It is precisely the political components of F&SF that traditionally attract mainstream writers who wish to go slumming in these degraded genres before returning to more conventional realism or modernism (Orwell, Huxley , McCarthy, Chang-Rae Lee). And this is also the reason that one of the subgenres of SF that is most congenial to such authors, and most acceptable to mainstream readers and critics, is dystopia. Liberpunk writers see themselves as the next step in a dystopian tradition whose focus on language may suggest 1984, but whose ideological orientation is presented as the heir to Huxley’s Brave New World. Huxley and Orwell were the twin idols of twentieth-century dystopia, establishing apparently opposite views of the road to hell. Orwell gave us our classic image of totalitarian control, while Huxley described a world in which all meaning was lost to the pursuit of pleasure.
Liberpunk revives Huxley through a creative misreading. Huxley’s bete noire was the trivialization brought on by a hedonistic mass culture, but this critique is not, at heart, moralistic: the polymorphous sexuality of the World State is an obstacle to the depth of feeling rather than being a carnal sin. Huxley novel lacks an explicit moral framework in large part because it doesn’t need one. Liberpunk blames the excesses of World State society not just on mass consumer culture, but on the soulless moral relativism it finds at the heart of liberalism.
Liberpunk is a truly American horror story. Huxley and Orwell were two British men whose nightmare futures were modeled on the superpowers that would emerge in the twentieth century: Russia/the Soviet Union for Orwell, America for Huxley. We have long understood the role of a Soviet totalitarian model in the American culture imagination, but with Liberpunk, we are witnessing a kind of transcultural symmetry. Finally, America takes its rightful place as the model for Russian ideological nightmares.
Next: Tyranny of the Minority
 This title “No Family” involves untranslatable (and, frankly, uninteresting) wordplay. The last three letters of the title are in English, which makes it look like a URL (“.net”), but they are clearly meant to be read as the Russian word “нет” (“no”).
 More explicit anti-liberal dystopias include Larry Niven’s and Jerry Pournelle’s Fallen Angels (1991), L.P. Hartley’s Facial Justice (1960), Pete Hautman’s young adult novel Rash (2006), Rob Grant’s Incompetence (2003) and the 1993 film Demolition Man. Other works that might fit the bill include Idiocracy (2006), Ayn Rand’s Atlas Shrugged (1957), and the entire Left Behind series.
Even if we find more examples, they still are the product of isolated authors, and not a movement.

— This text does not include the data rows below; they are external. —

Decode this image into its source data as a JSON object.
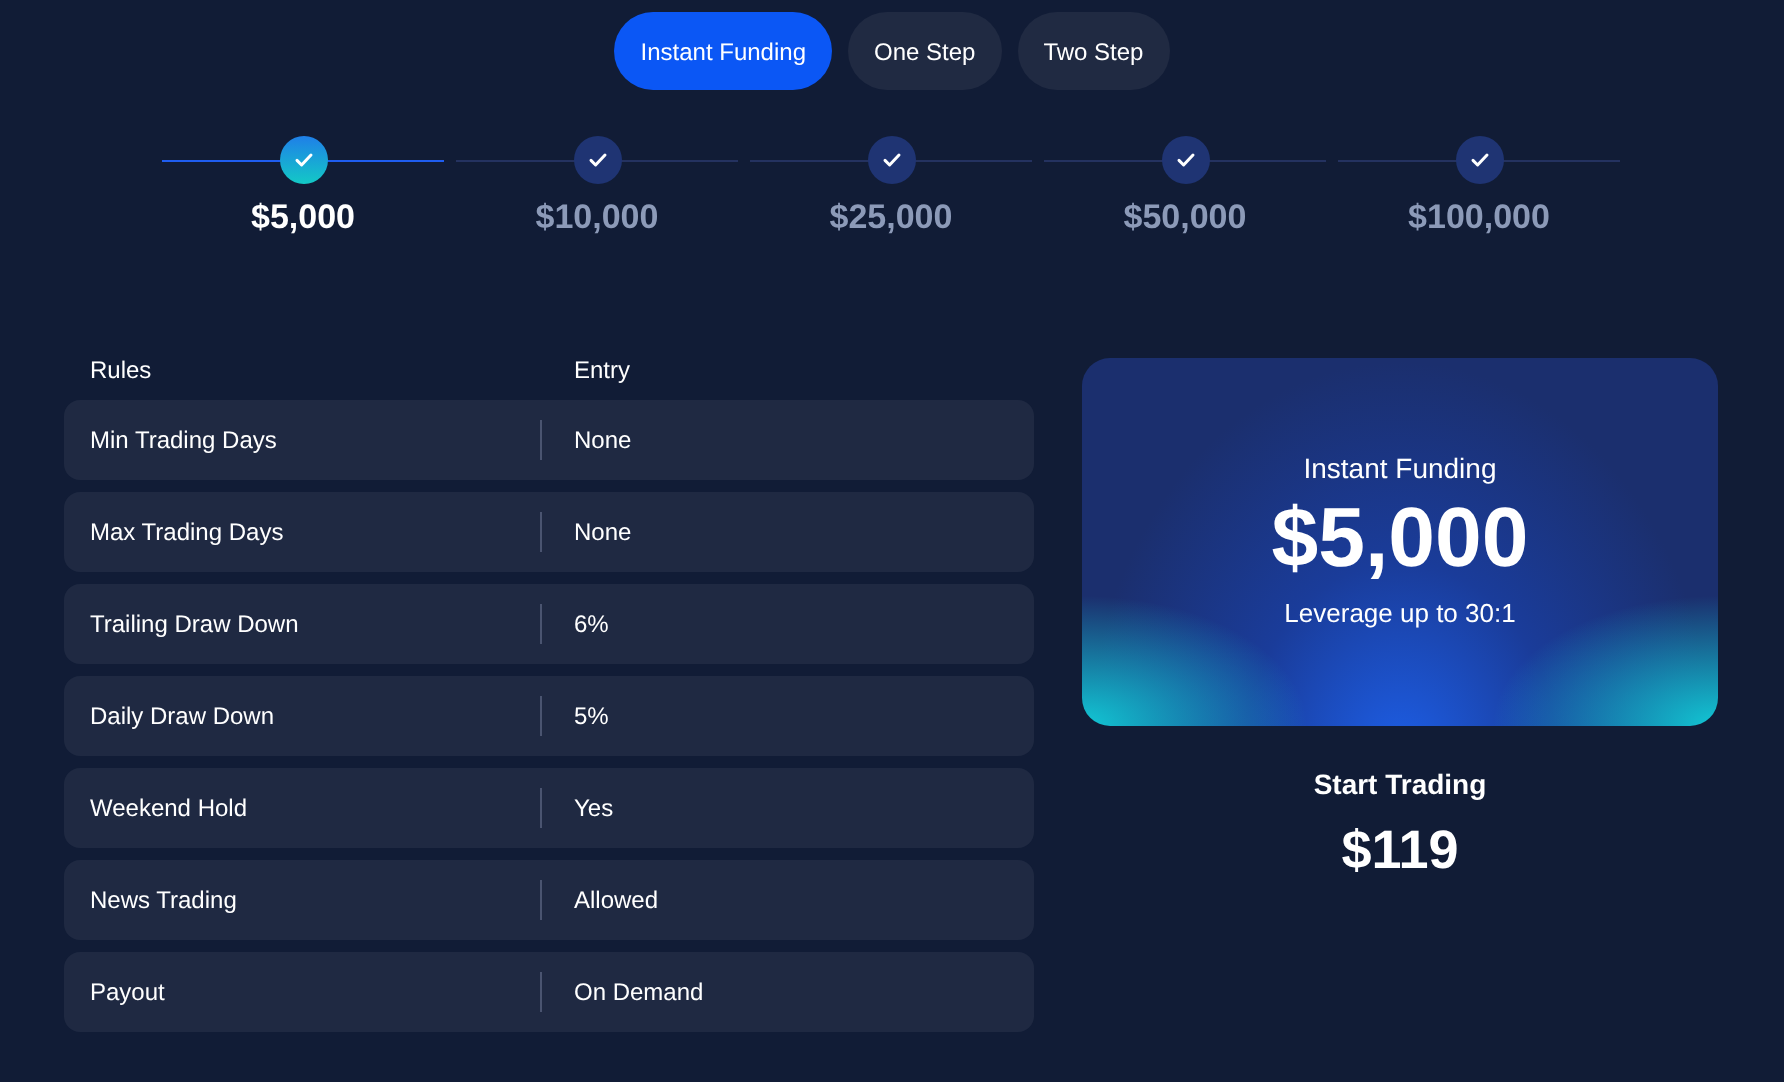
{
  "tabs": [
    {
      "label": "Instant Funding",
      "selected": true
    },
    {
      "label": "One Step",
      "selected": false
    },
    {
      "label": "Two Step",
      "selected": false
    }
  ],
  "steps": [
    {
      "label": "$5,000",
      "selected": true
    },
    {
      "label": "$10,000",
      "selected": false
    },
    {
      "label": "$25,000",
      "selected": false
    },
    {
      "label": "$50,000",
      "selected": false
    },
    {
      "label": "$100,000",
      "selected": false
    }
  ],
  "table": {
    "columns": [
      "Rules",
      "Entry"
    ],
    "rows": [
      [
        "Min Trading Days",
        "None"
      ],
      [
        "Max Trading Days",
        "None"
      ],
      [
        "Trailing Draw Down",
        "6%"
      ],
      [
        "Daily Draw Down",
        "5%"
      ],
      [
        "Weekend Hold",
        "Yes"
      ],
      [
        "News Trading",
        "Allowed"
      ],
      [
        "Payout",
        "On Demand"
      ]
    ]
  },
  "card": {
    "title": "Instant Funding",
    "amount": "$5,000",
    "subtitle": "Leverage up to 30:1"
  },
  "price": {
    "label": "Start Trading",
    "amount": "$119"
  }
}
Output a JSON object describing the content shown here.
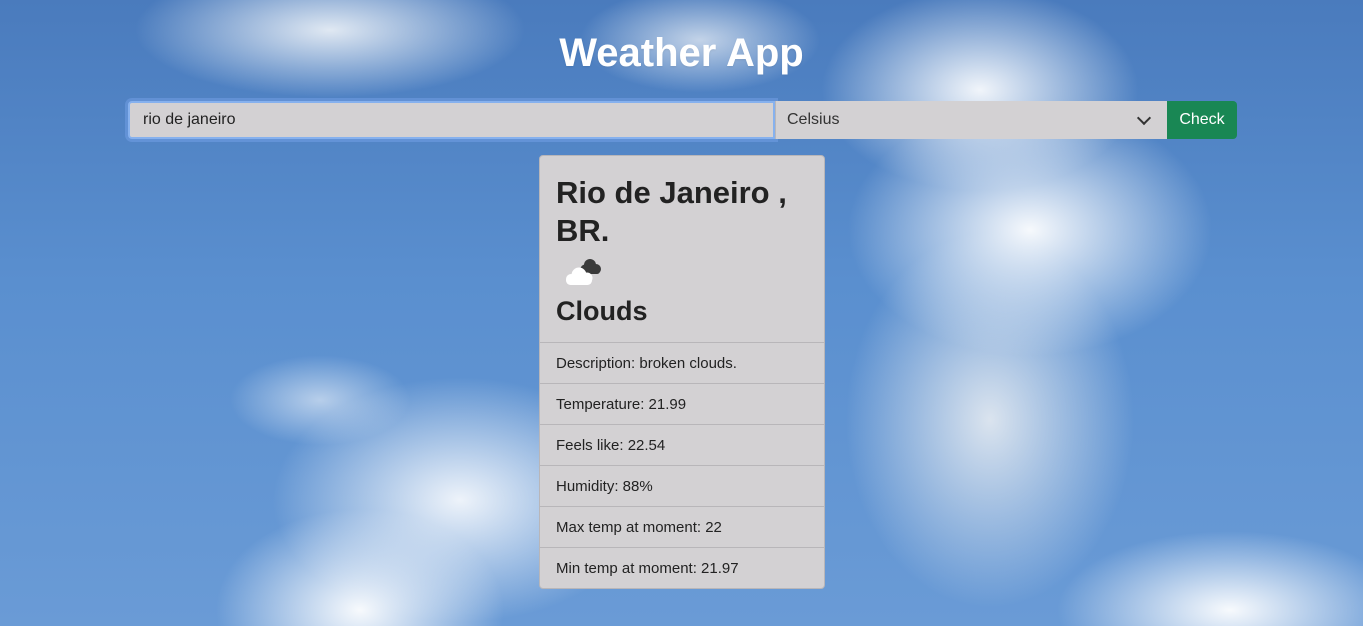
{
  "header": {
    "title": "Weather App"
  },
  "search": {
    "city_value": "rio de janeiro",
    "unit_selected": "Celsius",
    "check_label": "Check",
    "accent_color": "#198754"
  },
  "result": {
    "location": "Rio de Janeiro , BR.",
    "icon": "clouds-icon",
    "condition": "Clouds",
    "details": [
      "Description: broken clouds.",
      "Temperature: 21.99",
      "Feels like: 22.54",
      "Humidity: 88%",
      "Max temp at moment: 22",
      "Min temp at moment: 21.97"
    ]
  }
}
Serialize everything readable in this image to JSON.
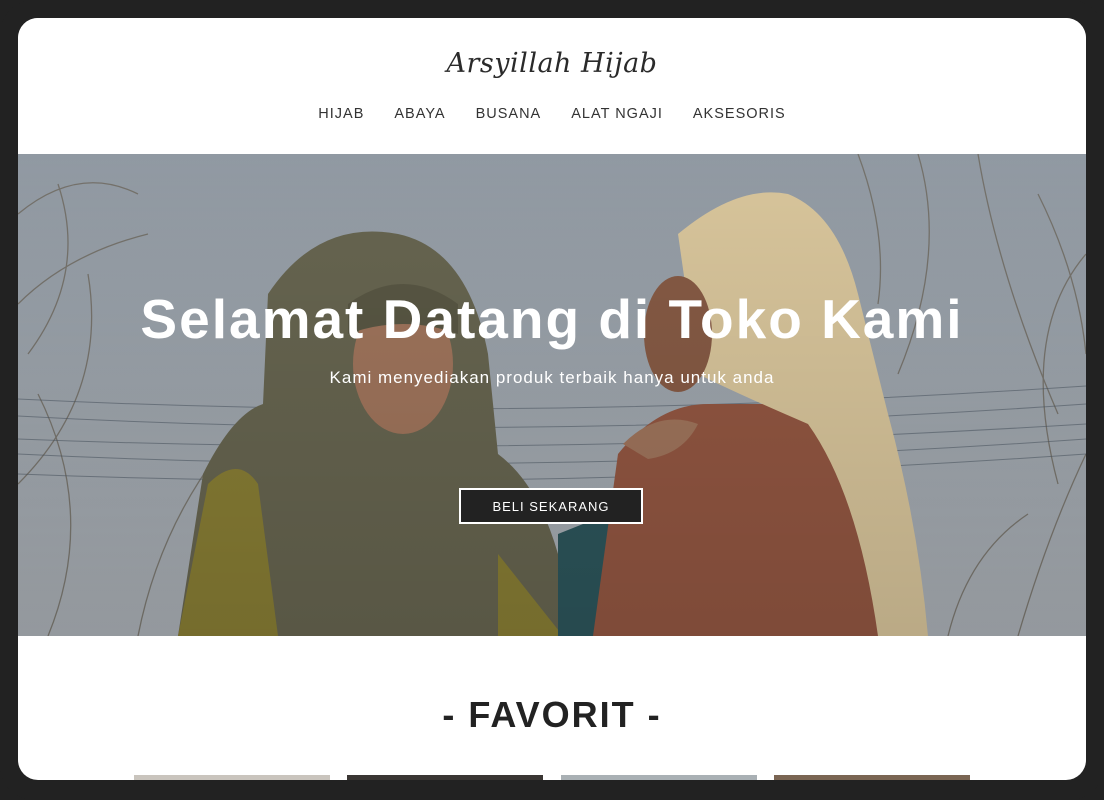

The closes exception could be the ENC publishing house, founded by Russian emigre Olga Gardner Galvin (author of the 2003 anti-liberal dystopia The Alphabet Challenge, also published by her press). My thanks to Lisa Howey for bringing this book to my attention.